In late 2008 I spent some time reviewing the career websites of the BRW Top 200 organisations within Australia, based on the work by CareerXRoads in the US. The process included a physical review of each of the BRW Top 200 web sites during September to December 2008.

I sat on the report for a long time pondering what to do with the results. About six weeks ago I decided to release the results publically over on Inspecht for the purposes of discussion and review by others within the industry.

Each site was assessed on a series of attributes designed to assess an organisation’s approach to their careers website. The attributes were based on the CareerXRoads Mystery Job Seeker Reports. A comment on the results several attributes covered during the research required a subjective assessment such as; did the site contain detailed information on remuneration and benefits.

If you are interested you can download the report (oh yes it is free).

ATC Summary

Over the last few days I have published a number of posts summarising the sessions at ATC that I attended. However I wanted to pull together an overall summary of my thoughts from the event. This was my first ATC, mainly as I had now been in the position to attend before due to my previous corporate life which was a pity as I think attending in previous years would have been good. Well no point looking back let’s look forward.

First question was ATC worth the money? Yes. Even in the light of this GFC thing.

So what did I get out of the event to justify my expense?

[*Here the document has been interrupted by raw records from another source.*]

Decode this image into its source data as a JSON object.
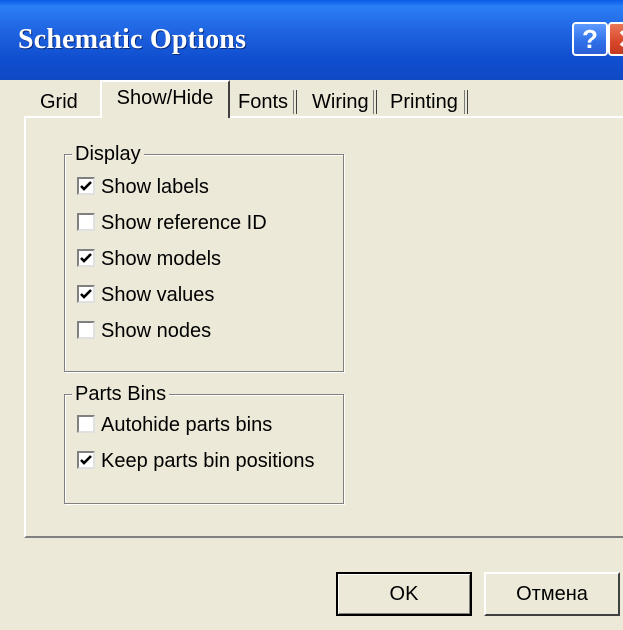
{
  "window": {
    "title": "Schematic Options",
    "help_glyph": "?",
    "close_glyph": "✕"
  },
  "tabs": [
    {
      "label": "Grid",
      "active": false
    },
    {
      "label": "Show/Hide",
      "active": true
    },
    {
      "label": "Fonts",
      "active": false
    },
    {
      "label": "Wiring",
      "active": false
    },
    {
      "label": "Printing",
      "active": false
    }
  ],
  "display_group": {
    "title": "Display",
    "items": [
      {
        "label": "Show labels",
        "checked": true
      },
      {
        "label": "Show reference ID",
        "checked": false
      },
      {
        "label": "Show models",
        "checked": true
      },
      {
        "label": "Show values",
        "checked": true
      },
      {
        "label": "Show nodes",
        "checked": false
      }
    ]
  },
  "parts_bins_group": {
    "title": "Parts Bins",
    "items": [
      {
        "label": "Autohide parts bins",
        "checked": false
      },
      {
        "label": "Keep parts bin positions",
        "checked": true
      }
    ]
  },
  "buttons": {
    "ok": "OK",
    "cancel": "Отмена"
  },
  "colors": {
    "titlebar": "#1f63e0",
    "dialog_bg": "#ece9d8",
    "close_button": "#d8472a"
  }
}
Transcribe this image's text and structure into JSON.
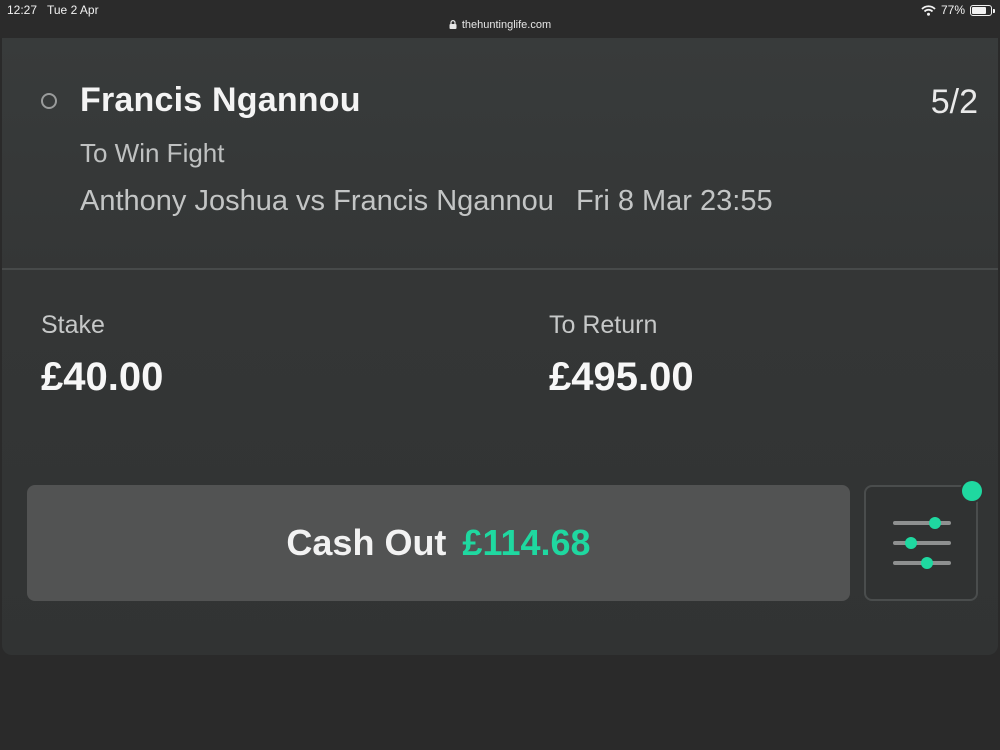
{
  "status_bar": {
    "time": "12:27",
    "date": "Tue 2 Apr",
    "url": "thehuntinglife.com",
    "battery": "77%",
    "battery_level": 0.77,
    "icons": [
      "lock-icon",
      "wifi-icon",
      "battery-icon"
    ]
  },
  "bet": {
    "selection": "Francis Ngannou",
    "odds": "5/2",
    "market": "To Win Fight",
    "event": "Anthony Joshua vs Francis Ngannou",
    "event_time": "Fri 8 Mar 23:55"
  },
  "stake": {
    "label": "Stake",
    "value": "£40.00"
  },
  "to_return": {
    "label": "To Return",
    "value": "£495.00"
  },
  "cash_out": {
    "label": "Cash Out",
    "amount": "£114.68"
  },
  "settings": {
    "icon": "sliders-icon",
    "has_notification": true
  },
  "colors": {
    "accent": "#1fd8a0",
    "card_bg": "#353838",
    "button_bg": "#525353",
    "page_bg": "#2a2a2a"
  }
}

  • Attending the sessions, while not all were good I took something from most of them. I could not say which was the best session, they were all different.
  • Meeting other Australian commentators such as Phillip Tusing, Jo Knox for the first time.
  • Catching up with Russell Kronenburg from Pacific Brands over lunch on the first learning in detail about some of their social media activities. They are doing awesome stuff!
  • Hallway time with the US speakers, most of whom I had never met in person, such as Master Burnett, Dr John Sullivan, Kevin Wheeler, Gerry Crispin, Charles Handler, and Sue Polo.
  • Having several business, dinner and social engagements organised with Master Burnett, Kevin Wheeler and Gerry Crispin for when I am in San Francisco for the Social Recruiting Summit next month. None of which would have been possible without ATC.
  • Catching up with locals like Riges Younan, Ross Clennett, Phillip Tusing, and the boys from Happener.
  • Meeting Belinda and Danielle from Buchan and chatting about marketing and PR, Daneille joined a number of us for dinner one night.
  • Meeting the Deloitte’s team (James Elliott and Tanyth Lloyd) and many other Australian organisations who are doing exciting things.
  • Chatting with Karen Cariss and Simon Cariss from PageUp People, Simon for the first time.

So as normal with these types of events, the sessions are good but it is the networking that makes it valuable.

If you are in any form of talent management, sourcing or a corporate recruiter and you did not attend shame. For transactional 3rd party recruiters I can see limited value, but if you are a 3rd party recruiter who wants to be ahead of the competition again shame you did not attend.

Another final comment there were several sponsor sessions most were traditional let’s try and sell you on our product. The PageUp session was different. PageUp approached their slot with an attitude of let’s inform the audience about something, virtually unrelated to their product but important to the audience, Twitter. The result was after the session their stand was the busiest of any of the stands over the two days, other than Hudson where we all went for good coffee.

Next Year: Yes.